Crucially, the ‘through’ in ‘through lanes’ refers to the unobstructed flow of traffic. There are many main roads in Sydney that are ‘two lanes’ in each direction, but really – and keep in mind Sydney is a surprisingly complex use case for a city so relatively young – the inner lane is used for carrying traffic, and outside of peak hours, or other complex use cases, the kerbside (outermost) lane is used for parked cars, or bus stops, or bicycle riders risking life and limb (seriously, riding a bicycle in Sydney is so dangerous). And parking cars especially, can make a nominally ‘two lane’ road into a traffic jam – ie, no moving lanes of traffic, ie effectively no through lanes, at least into that guy has parked his god damn car already! Get a move on buddy! Or, they stop to wait for someone to leave, then manouvre in – this all takes say half a minute at least – half a minute of vehicles behind which start forming a queue waiting for this sillily innefficent blockage to clear itself!
Plus, the stigma of the kerbside lane and its many attrocities to efficiency means even when it is clear, it is often less utilised than it otherwise might be. For example, if even one car is not moved when clearway hours arrive (a very common occurence, especially on lesser main roads), that means one whole lane of through traffic is blocked for a decent distance behind it, and it means a zig zag merge of cars has to emerge, only people are in a special rush usually in clearway times, and because people are people (sigh), often it leads to all sorts of dangerous cutting in manouvres, with people slamming on brakes causing a rolling gradually dissipating effect of sudden brake slams behind them. It also makes rear-enders more common, which further breaks down the efficiency of the road.

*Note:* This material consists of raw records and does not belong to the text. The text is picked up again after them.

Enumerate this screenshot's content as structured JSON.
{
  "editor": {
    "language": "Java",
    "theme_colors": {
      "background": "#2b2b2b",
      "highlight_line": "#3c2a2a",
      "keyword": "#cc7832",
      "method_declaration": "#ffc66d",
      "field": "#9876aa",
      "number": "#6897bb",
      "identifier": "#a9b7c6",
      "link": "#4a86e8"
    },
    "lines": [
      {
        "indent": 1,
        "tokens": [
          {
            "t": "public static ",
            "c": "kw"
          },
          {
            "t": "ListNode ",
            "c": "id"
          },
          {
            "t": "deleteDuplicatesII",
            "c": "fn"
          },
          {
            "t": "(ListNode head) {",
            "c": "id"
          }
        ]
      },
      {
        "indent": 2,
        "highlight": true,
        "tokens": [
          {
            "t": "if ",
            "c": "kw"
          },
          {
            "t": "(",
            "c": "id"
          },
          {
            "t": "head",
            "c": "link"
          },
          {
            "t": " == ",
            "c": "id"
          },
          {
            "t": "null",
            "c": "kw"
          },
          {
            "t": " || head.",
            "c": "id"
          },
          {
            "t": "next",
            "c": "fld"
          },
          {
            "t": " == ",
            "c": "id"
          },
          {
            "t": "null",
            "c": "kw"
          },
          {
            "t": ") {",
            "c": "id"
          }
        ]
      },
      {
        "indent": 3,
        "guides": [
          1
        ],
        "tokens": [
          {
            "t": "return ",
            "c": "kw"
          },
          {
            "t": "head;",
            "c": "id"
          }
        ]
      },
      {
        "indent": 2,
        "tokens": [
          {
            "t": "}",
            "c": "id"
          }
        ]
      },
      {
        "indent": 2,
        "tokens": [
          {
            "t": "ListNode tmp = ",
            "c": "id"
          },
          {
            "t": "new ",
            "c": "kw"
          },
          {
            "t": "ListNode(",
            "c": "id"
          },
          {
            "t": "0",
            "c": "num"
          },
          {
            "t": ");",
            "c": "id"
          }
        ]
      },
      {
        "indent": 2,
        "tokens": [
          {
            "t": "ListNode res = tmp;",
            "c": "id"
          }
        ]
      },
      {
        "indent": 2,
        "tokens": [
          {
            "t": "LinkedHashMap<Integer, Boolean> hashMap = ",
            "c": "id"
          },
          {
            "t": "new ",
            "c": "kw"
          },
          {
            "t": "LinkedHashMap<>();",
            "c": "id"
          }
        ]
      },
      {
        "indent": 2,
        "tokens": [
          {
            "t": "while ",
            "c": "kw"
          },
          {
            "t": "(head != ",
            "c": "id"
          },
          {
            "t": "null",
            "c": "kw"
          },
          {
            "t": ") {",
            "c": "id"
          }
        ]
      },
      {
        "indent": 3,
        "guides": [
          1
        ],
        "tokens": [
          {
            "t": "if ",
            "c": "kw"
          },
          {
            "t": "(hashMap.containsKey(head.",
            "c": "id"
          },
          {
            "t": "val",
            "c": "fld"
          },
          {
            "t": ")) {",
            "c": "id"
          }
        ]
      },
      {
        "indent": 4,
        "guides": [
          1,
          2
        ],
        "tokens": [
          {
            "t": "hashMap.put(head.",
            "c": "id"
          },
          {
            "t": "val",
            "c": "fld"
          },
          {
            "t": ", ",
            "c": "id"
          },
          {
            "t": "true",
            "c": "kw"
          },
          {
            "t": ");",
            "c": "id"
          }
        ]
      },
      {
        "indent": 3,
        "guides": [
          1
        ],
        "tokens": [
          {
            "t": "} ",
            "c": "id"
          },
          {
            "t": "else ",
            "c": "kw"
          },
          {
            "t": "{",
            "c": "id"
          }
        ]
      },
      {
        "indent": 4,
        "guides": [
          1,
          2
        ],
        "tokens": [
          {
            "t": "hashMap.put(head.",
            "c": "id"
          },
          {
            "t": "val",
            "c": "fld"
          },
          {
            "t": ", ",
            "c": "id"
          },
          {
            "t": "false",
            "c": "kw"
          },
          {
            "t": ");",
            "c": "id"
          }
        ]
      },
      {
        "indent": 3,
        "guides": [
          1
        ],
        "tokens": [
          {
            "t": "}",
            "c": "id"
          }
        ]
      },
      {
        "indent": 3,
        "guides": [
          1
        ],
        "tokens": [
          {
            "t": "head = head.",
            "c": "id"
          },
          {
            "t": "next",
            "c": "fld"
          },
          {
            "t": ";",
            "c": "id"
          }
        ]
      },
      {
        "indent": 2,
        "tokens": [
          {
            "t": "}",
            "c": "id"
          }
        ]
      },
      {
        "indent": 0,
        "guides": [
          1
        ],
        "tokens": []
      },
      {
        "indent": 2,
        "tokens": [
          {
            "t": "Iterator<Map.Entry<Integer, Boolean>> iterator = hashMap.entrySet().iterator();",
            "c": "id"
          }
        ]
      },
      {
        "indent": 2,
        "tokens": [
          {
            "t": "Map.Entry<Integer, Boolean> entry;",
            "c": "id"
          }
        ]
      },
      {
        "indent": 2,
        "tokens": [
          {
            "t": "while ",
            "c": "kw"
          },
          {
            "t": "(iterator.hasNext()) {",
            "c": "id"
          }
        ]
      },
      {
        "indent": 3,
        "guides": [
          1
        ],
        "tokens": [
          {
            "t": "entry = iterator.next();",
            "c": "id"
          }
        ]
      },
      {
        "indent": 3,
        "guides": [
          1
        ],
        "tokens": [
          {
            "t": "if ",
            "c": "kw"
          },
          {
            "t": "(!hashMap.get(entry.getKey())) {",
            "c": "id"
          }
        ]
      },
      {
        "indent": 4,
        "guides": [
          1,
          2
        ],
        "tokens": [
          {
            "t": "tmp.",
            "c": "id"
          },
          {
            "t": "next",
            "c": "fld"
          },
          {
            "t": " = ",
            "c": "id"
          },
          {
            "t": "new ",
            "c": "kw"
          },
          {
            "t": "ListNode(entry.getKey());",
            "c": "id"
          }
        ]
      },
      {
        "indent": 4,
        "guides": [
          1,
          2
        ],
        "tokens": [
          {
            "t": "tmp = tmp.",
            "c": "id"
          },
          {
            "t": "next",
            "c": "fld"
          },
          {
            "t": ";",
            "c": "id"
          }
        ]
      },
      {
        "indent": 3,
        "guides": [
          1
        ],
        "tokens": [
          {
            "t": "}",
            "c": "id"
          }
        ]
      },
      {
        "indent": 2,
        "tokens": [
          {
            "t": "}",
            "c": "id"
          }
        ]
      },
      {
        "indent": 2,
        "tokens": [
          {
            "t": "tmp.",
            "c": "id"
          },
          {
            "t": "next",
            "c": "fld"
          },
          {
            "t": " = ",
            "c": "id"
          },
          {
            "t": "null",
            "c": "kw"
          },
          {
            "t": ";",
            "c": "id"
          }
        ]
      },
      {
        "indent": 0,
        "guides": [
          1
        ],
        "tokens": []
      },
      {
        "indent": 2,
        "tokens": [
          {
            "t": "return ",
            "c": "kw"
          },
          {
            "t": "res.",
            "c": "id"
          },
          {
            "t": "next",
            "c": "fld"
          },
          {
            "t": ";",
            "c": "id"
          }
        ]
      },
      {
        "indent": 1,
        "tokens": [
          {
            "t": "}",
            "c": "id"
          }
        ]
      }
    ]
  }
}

This post is obviously half baked – I really have to get ready for work now – but, let me make it absolutely clear – for all my talk of road efficiency, I am not calling for the wanton destruction of Sydney to make way for cars, glorious cars! I’m not a fucking idiot, so don’t treat me like one. Of course I’m not calling for that. What I am saying is: 1. I have a working theory that roads have a natural capacity given their logical use scenario (ie dispersed trips, point to point journeys that aren’t point isolated to point everybody-gotta-go, and don’t bloody use a road to funnel people into one spot). 2. Roads in Sydney are surprisingly clogged for a city that is mid-sized, and a lot of that is down to really really really, REALLY, poor road design and usage. Sydney’s roads are surprisingly dangerous in very many places, poorly designed, and honestly, because of a gap in size and authority and means between small councils and huge state government, no one is motivated to fix them up and make them better for ALL road users – road vehicles, bicycles, pedestrians, pedestrians crossing safely and reliably from one side to the other, the lot.
That’s the gist of what I’m trying to get at in this half-baked, pre getting ready for work now, really really have to get ready now, post.